[Extracted records Boundary: Start]

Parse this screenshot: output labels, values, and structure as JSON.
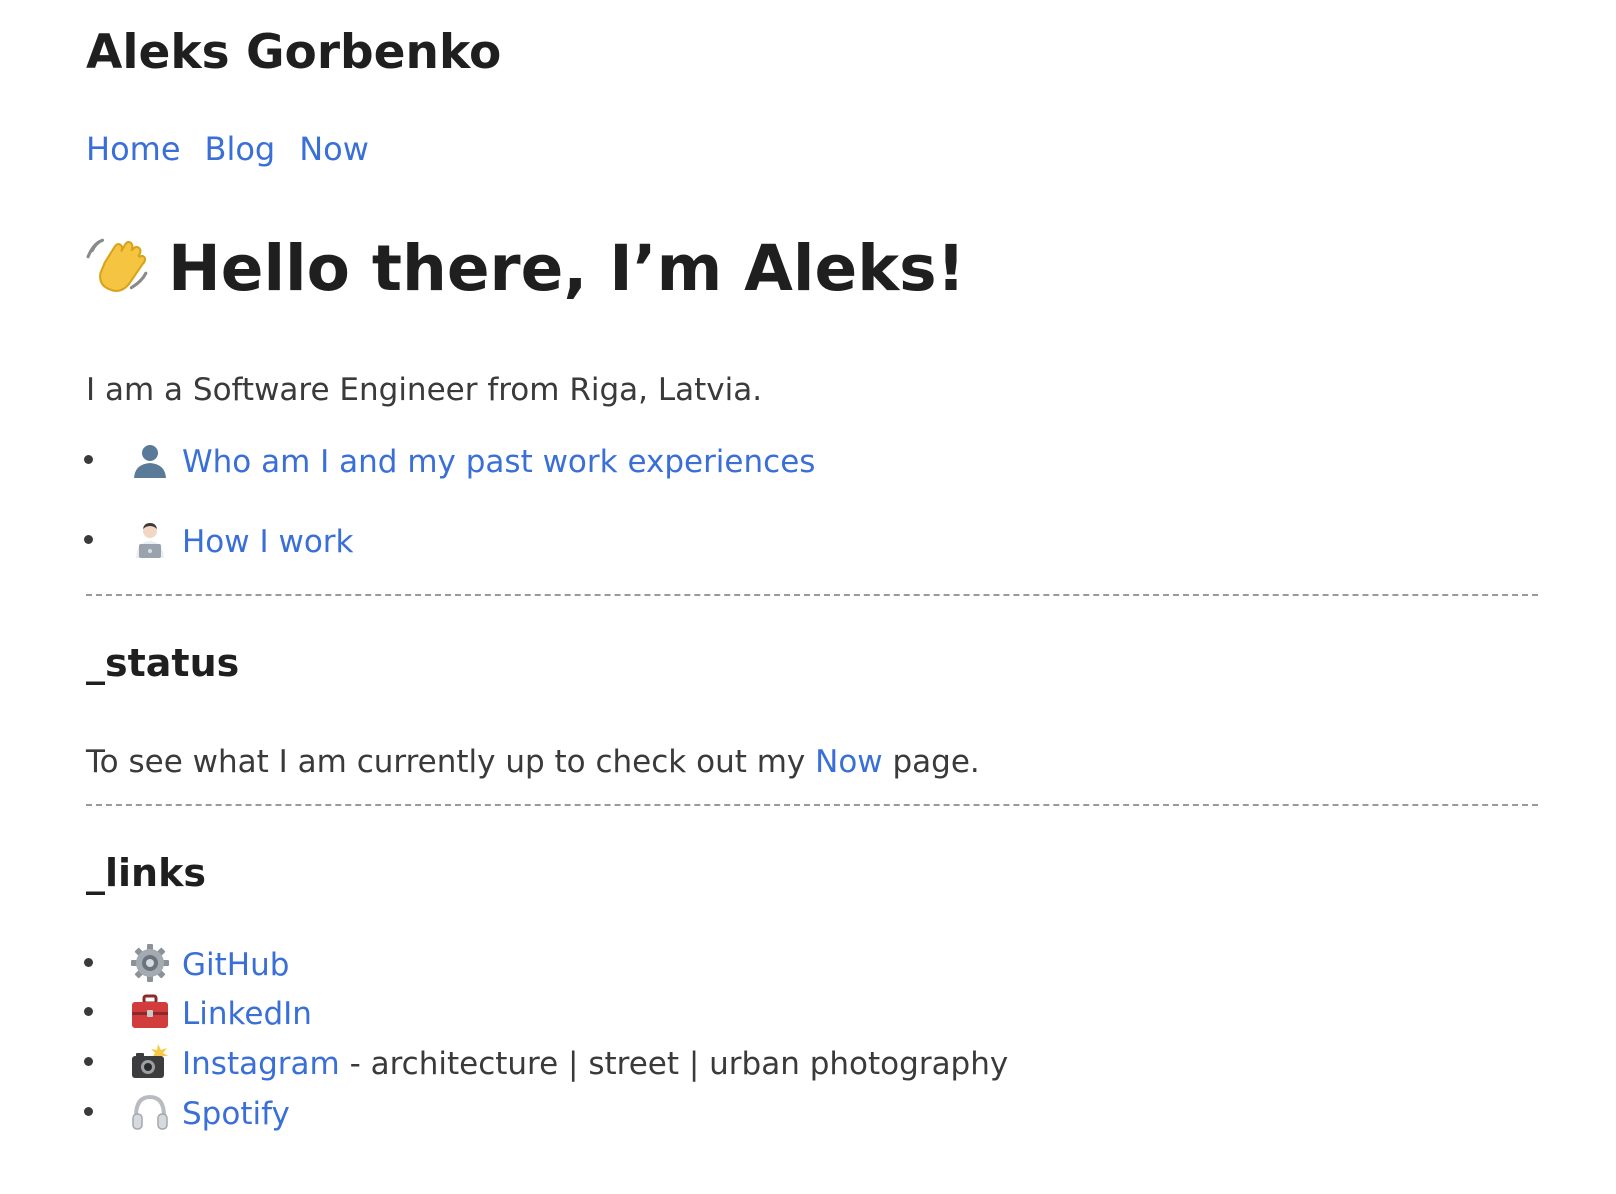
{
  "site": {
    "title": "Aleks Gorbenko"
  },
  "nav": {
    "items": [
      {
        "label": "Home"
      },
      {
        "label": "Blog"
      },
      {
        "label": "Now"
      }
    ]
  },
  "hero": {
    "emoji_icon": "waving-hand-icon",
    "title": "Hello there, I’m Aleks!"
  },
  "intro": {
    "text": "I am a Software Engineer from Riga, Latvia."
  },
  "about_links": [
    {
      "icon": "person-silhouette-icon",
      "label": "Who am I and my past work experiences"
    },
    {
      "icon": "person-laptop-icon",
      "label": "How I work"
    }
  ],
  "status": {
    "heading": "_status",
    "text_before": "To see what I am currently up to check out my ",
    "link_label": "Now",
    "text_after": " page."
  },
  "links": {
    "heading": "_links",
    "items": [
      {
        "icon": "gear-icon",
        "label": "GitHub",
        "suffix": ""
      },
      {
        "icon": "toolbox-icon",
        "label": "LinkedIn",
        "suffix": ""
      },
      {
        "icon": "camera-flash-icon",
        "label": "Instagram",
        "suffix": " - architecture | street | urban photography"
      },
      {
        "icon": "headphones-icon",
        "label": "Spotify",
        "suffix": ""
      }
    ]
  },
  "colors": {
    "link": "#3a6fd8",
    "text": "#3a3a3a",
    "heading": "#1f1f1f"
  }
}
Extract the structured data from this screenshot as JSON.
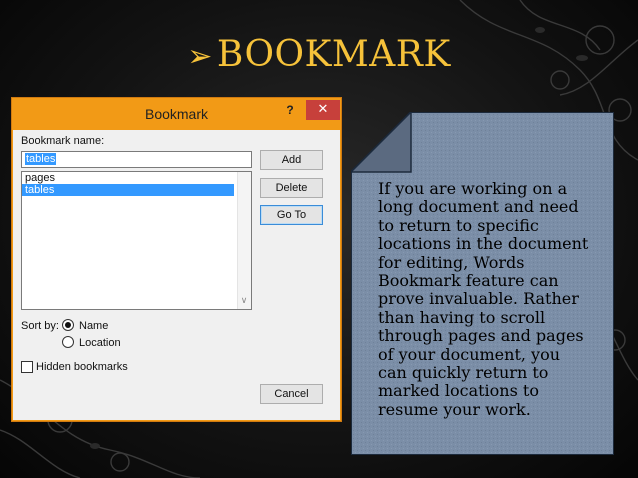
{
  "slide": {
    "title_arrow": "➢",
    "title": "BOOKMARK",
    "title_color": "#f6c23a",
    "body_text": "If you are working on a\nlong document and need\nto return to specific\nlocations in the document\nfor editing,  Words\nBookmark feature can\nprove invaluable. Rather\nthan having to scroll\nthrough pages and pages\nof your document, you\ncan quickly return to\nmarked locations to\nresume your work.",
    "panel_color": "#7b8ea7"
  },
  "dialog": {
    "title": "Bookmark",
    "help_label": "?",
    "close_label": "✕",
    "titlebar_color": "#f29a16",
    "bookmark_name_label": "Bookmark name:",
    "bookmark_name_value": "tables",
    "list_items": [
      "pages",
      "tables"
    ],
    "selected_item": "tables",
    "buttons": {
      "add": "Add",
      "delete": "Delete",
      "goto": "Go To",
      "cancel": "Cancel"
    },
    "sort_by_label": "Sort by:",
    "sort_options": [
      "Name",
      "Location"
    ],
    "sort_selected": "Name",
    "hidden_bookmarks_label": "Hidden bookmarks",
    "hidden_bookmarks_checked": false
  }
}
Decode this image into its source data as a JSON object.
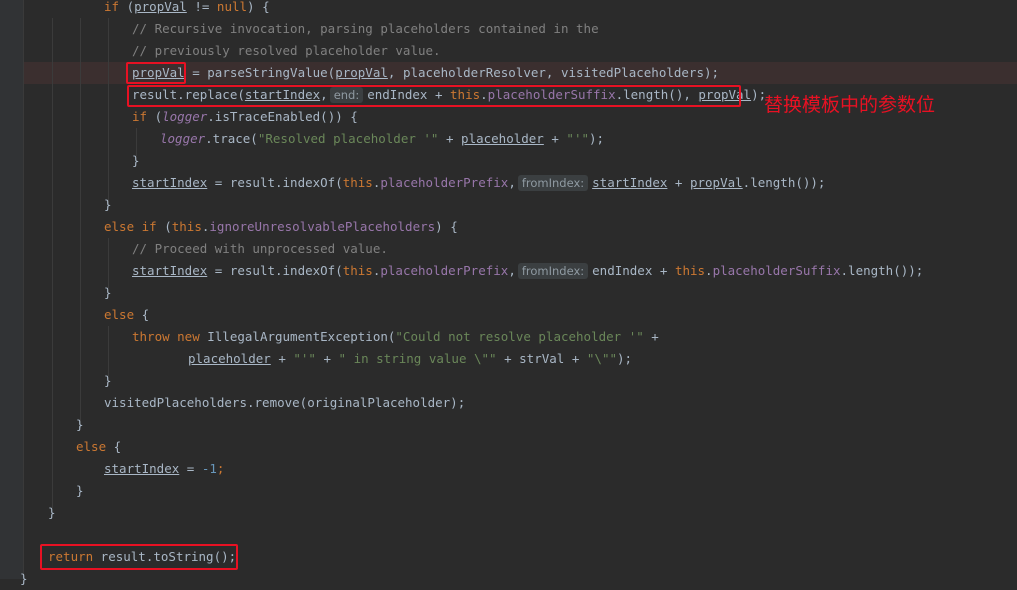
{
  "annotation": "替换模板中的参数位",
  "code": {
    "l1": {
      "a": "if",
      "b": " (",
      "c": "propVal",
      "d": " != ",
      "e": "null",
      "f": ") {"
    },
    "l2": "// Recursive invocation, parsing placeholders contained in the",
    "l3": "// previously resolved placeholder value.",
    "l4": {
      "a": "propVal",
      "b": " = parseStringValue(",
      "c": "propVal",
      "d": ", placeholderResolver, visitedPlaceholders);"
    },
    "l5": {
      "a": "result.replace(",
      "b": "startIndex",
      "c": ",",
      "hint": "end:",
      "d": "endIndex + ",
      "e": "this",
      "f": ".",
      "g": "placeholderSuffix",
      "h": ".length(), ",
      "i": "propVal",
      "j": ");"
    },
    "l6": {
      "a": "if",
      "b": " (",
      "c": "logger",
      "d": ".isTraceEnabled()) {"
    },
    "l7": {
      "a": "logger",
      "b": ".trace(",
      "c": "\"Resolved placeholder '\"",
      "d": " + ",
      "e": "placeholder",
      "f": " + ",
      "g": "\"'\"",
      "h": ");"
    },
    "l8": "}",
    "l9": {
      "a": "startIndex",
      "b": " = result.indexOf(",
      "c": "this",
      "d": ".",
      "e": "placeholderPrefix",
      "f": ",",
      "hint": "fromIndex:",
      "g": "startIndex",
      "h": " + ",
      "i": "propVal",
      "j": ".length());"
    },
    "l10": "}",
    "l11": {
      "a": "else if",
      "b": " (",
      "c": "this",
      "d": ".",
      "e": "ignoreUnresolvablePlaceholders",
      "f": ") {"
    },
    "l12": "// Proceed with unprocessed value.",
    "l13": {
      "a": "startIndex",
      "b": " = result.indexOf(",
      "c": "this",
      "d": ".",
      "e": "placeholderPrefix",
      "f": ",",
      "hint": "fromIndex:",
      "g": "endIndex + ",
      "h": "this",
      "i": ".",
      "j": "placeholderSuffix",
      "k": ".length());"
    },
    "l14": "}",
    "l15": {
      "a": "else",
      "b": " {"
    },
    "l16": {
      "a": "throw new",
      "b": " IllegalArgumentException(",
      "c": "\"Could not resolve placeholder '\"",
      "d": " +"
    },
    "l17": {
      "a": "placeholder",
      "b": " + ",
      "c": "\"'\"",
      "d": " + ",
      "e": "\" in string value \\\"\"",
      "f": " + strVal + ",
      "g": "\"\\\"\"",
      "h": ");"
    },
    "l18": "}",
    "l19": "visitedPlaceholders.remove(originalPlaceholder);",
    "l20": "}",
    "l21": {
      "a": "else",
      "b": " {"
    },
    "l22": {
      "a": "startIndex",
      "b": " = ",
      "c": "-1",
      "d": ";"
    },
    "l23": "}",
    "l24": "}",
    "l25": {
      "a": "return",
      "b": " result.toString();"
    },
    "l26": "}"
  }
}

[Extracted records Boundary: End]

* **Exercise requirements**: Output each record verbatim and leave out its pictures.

* **Exercise solution**:
Parse this screenshot: output labels, values, and structure as JSON.
{
  "site": {
    "title": "Aleks Gorbenko"
  },
  "nav": {
    "items": [
      {
        "label": "Home"
      },
      {
        "label": "Blog"
      },
      {
        "label": "Now"
      }
    ]
  },
  "hero": {
    "emoji_icon": "waving-hand-icon",
    "title": "Hello there, I’m Aleks!"
  },
  "intro": {
    "text": "I am a Software Engineer from Riga, Latvia."
  },
  "about_links": [
    {
      "icon": "person-silhouette-icon",
      "label": "Who am I and my past work experiences"
    },
    {
      "icon": "person-laptop-icon",
      "label": "How I work"
    }
  ],
  "status": {
    "heading": "_status",
    "text_before": "To see what I am currently up to check out my ",
    "link_label": "Now",
    "text_after": " page."
  },
  "links": {
    "heading": "_links",
    "items": [
      {
        "icon": "gear-icon",
        "label": "GitHub",
        "suffix": ""
      },
      {
        "icon": "toolbox-icon",
        "label": "LinkedIn",
        "suffix": ""
      },
      {
        "icon": "camera-flash-icon",
        "label": "Instagram",
        "suffix": " - architecture | street | urban photography"
      },
      {
        "icon": "headphones-icon",
        "label": "Spotify",
        "suffix": ""
      }
    ]
  },
  "colors": {
    "link": "#3a6fd8",
    "text": "#3a3a3a",
    "heading": "#1f1f1f"
  }
}
Extract the structured data from this screenshot as JSON.
{
  "slide": {
    "title_arrow": "➢",
    "title": "BOOKMARK",
    "title_color": "#f6c23a",
    "body_text": "If you are working on a\nlong document and need\nto return to specific\nlocations in the document\nfor editing,  Words\nBookmark feature can\nprove invaluable. Rather\nthan having to scroll\nthrough pages and pages\nof your document, you\ncan quickly return to\nmarked locations to\nresume your work.",
    "panel_color": "#7b8ea7"
  },
  "dialog": {
    "title": "Bookmark",
    "help_label": "?",
    "close_label": "✕",
    "titlebar_color": "#f29a16",
    "bookmark_name_label": "Bookmark name:",
    "bookmark_name_value": "tables",
    "list_items": [
      "pages",
      "tables"
    ],
    "selected_item": "tables",
    "buttons": {
      "add": "Add",
      "delete": "Delete",
      "goto": "Go To",
      "cancel": "Cancel"
    },
    "sort_by_label": "Sort by:",
    "sort_options": [
      "Name",
      "Location"
    ],
    "sort_selected": "Name",
    "hidden_bookmarks_label": "Hidden bookmarks",
    "hidden_bookmarks_checked": false
  }
}
Decode this image into its source data as a JSON object.
{
  "annotation": "替换模板中的参数位",
  "code": {
    "l1": {
      "a": "if",
      "b": " (",
      "c": "propVal",
      "d": " != ",
      "e": "null",
      "f": ") {"
    },
    "l2": "// Recursive invocation, parsing placeholders contained in the",
    "l3": "// previously resolved placeholder value.",
    "l4": {
      "a": "propVal",
      "b": " = parseStringValue(",
      "c": "propVal",
      "d": ", placeholderResolver, visitedPlaceholders);"
    },
    "l5": {
      "a": "result.replace(",
      "b": "startIndex",
      "c": ",",
      "hint": "end:",
      "d": "endIndex + ",
      "e": "this",
      "f": ".",
      "g": "placeholderSuffix",
      "h": ".length(), ",
      "i": "propVal",
      "j": ");"
    },
    "l6": {
      "a": "if",
      "b": " (",
      "c": "logger",
      "d": ".isTraceEnabled()) {"
    },
    "l7": {
      "a": "logger",
      "b": ".trace(",
      "c": "\"Resolved placeholder '\"",
      "d": " + ",
      "e": "placeholder",
      "f": " + ",
      "g": "\"'\"",
      "h": ");"
    },
    "l8": "}",
    "l9": {
      "a": "startIndex",
      "b": " = result.indexOf(",
      "c": "this",
      "d": ".",
      "e": "placeholderPrefix",
      "f": ",",
      "hint": "fromIndex:",
      "g": "startIndex",
      "h": " + ",
      "i": "propVal",
      "j": ".length());"
    },
    "l10": "}",
    "l11": {
      "a": "else if",
      "b": " (",
      "c": "this",
      "d": ".",
      "e": "ignoreUnresolvablePlaceholders",
      "f": ") {"
    },
    "l12": "// Proceed with unprocessed value.",
    "l13": {
      "a": "startIndex",
      "b": " = result.indexOf(",
      "c": "this",
      "d": ".",
      "e": "placeholderPrefix",
      "f": ",",
      "hint": "fromIndex:",
      "g": "endIndex + ",
      "h": "this",
      "i": ".",
      "j": "placeholderSuffix",
      "k": ".length());"
    },
    "l14": "}",
    "l15": {
      "a": "else",
      "b": " {"
    },
    "l16": {
      "a": "throw new",
      "b": " IllegalArgumentException(",
      "c": "\"Could not resolve placeholder '\"",
      "d": " +"
    },
    "l17": {
      "a": "placeholder",
      "b": " + ",
      "c": "\"'\"",
      "d": " + ",
      "e": "\" in string value \\\"\"",
      "f": " + strVal + ",
      "g": "\"\\\"\"",
      "h": ");"
    },
    "l18": "}",
    "l19": "visitedPlaceholders.remove(originalPlaceholder);",
    "l20": "}",
    "l21": {
      "a": "else",
      "b": " {"
    },
    "l22": {
      "a": "startIndex",
      "b": " = ",
      "c": "-1",
      "d": ";"
    },
    "l23": "}",
    "l24": "}",
    "l25": {
      "a": "return",
      "b": " result.toString();"
    },
    "l26": "}"
  }
}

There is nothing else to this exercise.